Combined Influence of Waist and Hip Circumference on Risk of Death in a Large Cohort of European and Australian Adults
AuthorCameron, Adrian J.; Romaniuk, Helena; Orellana, Liliana; Dallongeville, Jean; Dobson, Annette J; Drygas, Wojciech; Ferrario, Marco; Ferrieres, Jean; Giampaoli, Simona; Gianfagna, Francesco; Iacoviello, Licia; Jousilahti, Pekka; Kee, Frank; Moitry, Marie; Niiranen, Teemu J; Pajak, Andrzej; Palmieri, Luigi; Palosaari, Tarja; Mannisto, Satu; Tamosiunas, Abdonas; Thorand, Barbara; Toft, Ulla; Vanuzzo, Diego; Salomaa, Veikko; Veronesi, Giovanni; Wilsgaard, Tom; Kuulasmaa, Kari; Söderberg, Stefan
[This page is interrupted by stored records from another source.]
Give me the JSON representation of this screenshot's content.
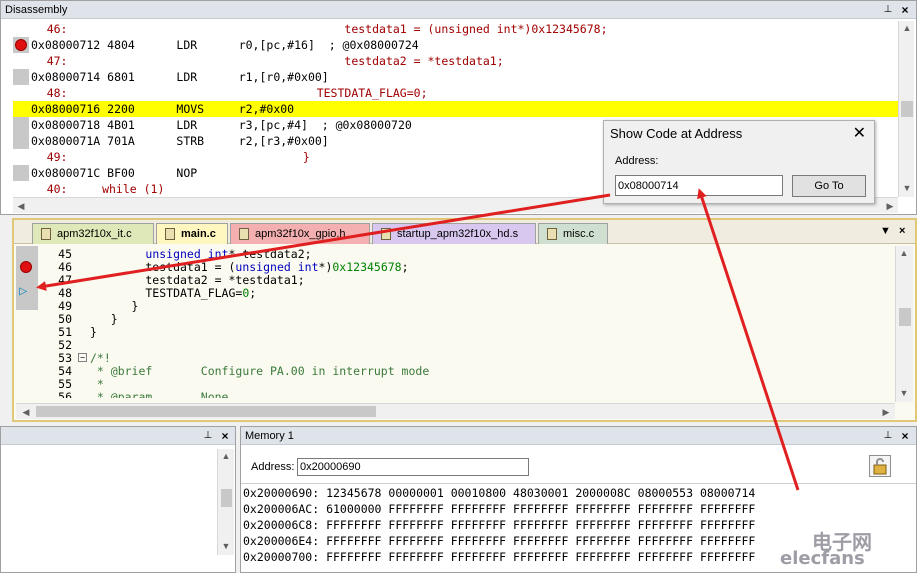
{
  "disassembly": {
    "title": "Disassembly",
    "lines": [
      {
        "type": "src",
        "text": "    46:                                        testdata1 = (unsigned int*)0x12345678;"
      },
      {
        "type": "asm",
        "bp": true,
        "text": "0x08000712 4804      LDR      r0,[pc,#16]  ; @0x08000724"
      },
      {
        "type": "src",
        "text": "    47:                                        testdata2 = *testdata1;"
      },
      {
        "type": "asm",
        "text": "0x08000714 6801      LDR      r1,[r0,#0x00]"
      },
      {
        "type": "src",
        "text": "    48:                                    TESTDATA_FLAG=0;"
      },
      {
        "type": "asm",
        "current": true,
        "text": "0x08000716 2200      MOVS     r2,#0x00"
      },
      {
        "type": "asm",
        "text": "0x08000718 4B01      LDR      r3,[pc,#4]  ; @0x08000720"
      },
      {
        "type": "asm",
        "text": "0x0800071A 701A      STRB     r2,[r3,#0x00]"
      },
      {
        "type": "src",
        "text": "    49:                                  }"
      },
      {
        "type": "asm",
        "text": "0x0800071C BF00      NOP"
      },
      {
        "type": "src",
        "text": "    40:     while (1)"
      }
    ]
  },
  "dialog": {
    "title": "Show Code at Address",
    "close": "✕",
    "address_label": "Address:",
    "address_value": "0x08000714",
    "goto_label": "Go To"
  },
  "editor": {
    "tabs": [
      {
        "label": "apm32f10x_it.c",
        "color": "#dfe8b8"
      },
      {
        "label": "main.c",
        "color": "#fff6c0",
        "active": true
      },
      {
        "label": "apm32f10x_gpio.h",
        "color": "#f4b0b0"
      },
      {
        "label": "startup_apm32f10x_hd.s",
        "color": "#d8c8f0"
      },
      {
        "label": "misc.c",
        "color": "#d0e0d0"
      }
    ],
    "lines": [
      {
        "n": "45",
        "code": "        unsigned int* testdata2;"
      },
      {
        "n": "46",
        "bp": true,
        "code": "        testdata1 = (unsigned int*)0x12345678;"
      },
      {
        "n": "47",
        "code": "        testdata2 = *testdata1;"
      },
      {
        "n": "48",
        "arrow": true,
        "code": "        TESTDATA_FLAG=0;"
      },
      {
        "n": "49",
        "code": "      }"
      },
      {
        "n": "50",
        "code": "   }"
      },
      {
        "n": "51",
        "code": "}"
      },
      {
        "n": "52",
        "code": ""
      },
      {
        "n": "53",
        "fold": true,
        "code": "/*!"
      },
      {
        "n": "54",
        "code": " * @brief       Configure PA.00 in interrupt mode"
      },
      {
        "n": "55",
        "code": " *"
      },
      {
        "n": "56",
        "code": " * @param       None"
      }
    ]
  },
  "memory": {
    "title": "Memory 1",
    "address_label": "Address:",
    "address_value": "0x20000690",
    "rows": [
      "0x20000690: 12345678 00000001 00010800 48030001 2000008C 08000553 08000714",
      "0x200006AC: 61000000 FFFFFFFF FFFFFFFF FFFFFFFF FFFFFFFF FFFFFFFF FFFFFFFF",
      "0x200006C8: FFFFFFFF FFFFFFFF FFFFFFFF FFFFFFFF FFFFFFFF FFFFFFFF FFFFFFFF",
      "0x200006E4: FFFFFFFF FFFFFFFF FFFFFFFF FFFFFFFF FFFFFFFF FFFFFFFF FFFFFFFF",
      "0x20000700: FFFFFFFF FFFFFFFF FFFFFFFF FFFFFFFF FFFFFFFF FFFFFFFF FFFFFFFF"
    ]
  },
  "watermark": {
    "line1": "电子网",
    "line2": "elecfans"
  },
  "colors": {
    "highlight": "#ffff00",
    "arrow": "#e02020",
    "breakpoint": "#e01010"
  }
}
Methods and Results - The MONICA Risk, Genetics, Archiving, and Monograph (MORGAM) Project was conducted in 30 cohorts from 11 countries; 90 487 men and women, aged 30 to 74 years, predominantly white, with no history of cardiovascular disease, were recruited in 1986 to 2010 and followed up for up to 24 years. Hazard ratios were estimated using sex‐specific Cox models, stratified by cohort, with age as the time scale. Models included baseline categorical obesity measures, age, total and high‐density lipoprotein cholesterol, systolic blood pressure, antihypertensive drugs, smoking, and diabetes mellitus. A total of 9105 all‐cause deaths were recorded during a median follow‐up of 10 years. Hazard ratios for all‐cause death presented J‐ or U‐shaped associations with most obesity measures. With waist and hip circumference included in the same model, for all hip sizes, having a smaller waist was strongly associated with lower risk of death, except for men with the smallest hips. In addition, among those with smaller waists, hip size was strongly negatively associated with risk of death, with ≈20% more people identified as being at increased risk compared with waist circumference alone.
Conclusions - A more complex relationship between hip circumference, waist circumference, and risk of death is revealed when both measures are considered simultaneously. This is particularly true for individuals with smaller waists, where having larger hips was protective. Considering both waist and hip circumference in the clinical setting could help to best identify those at increased risk of death.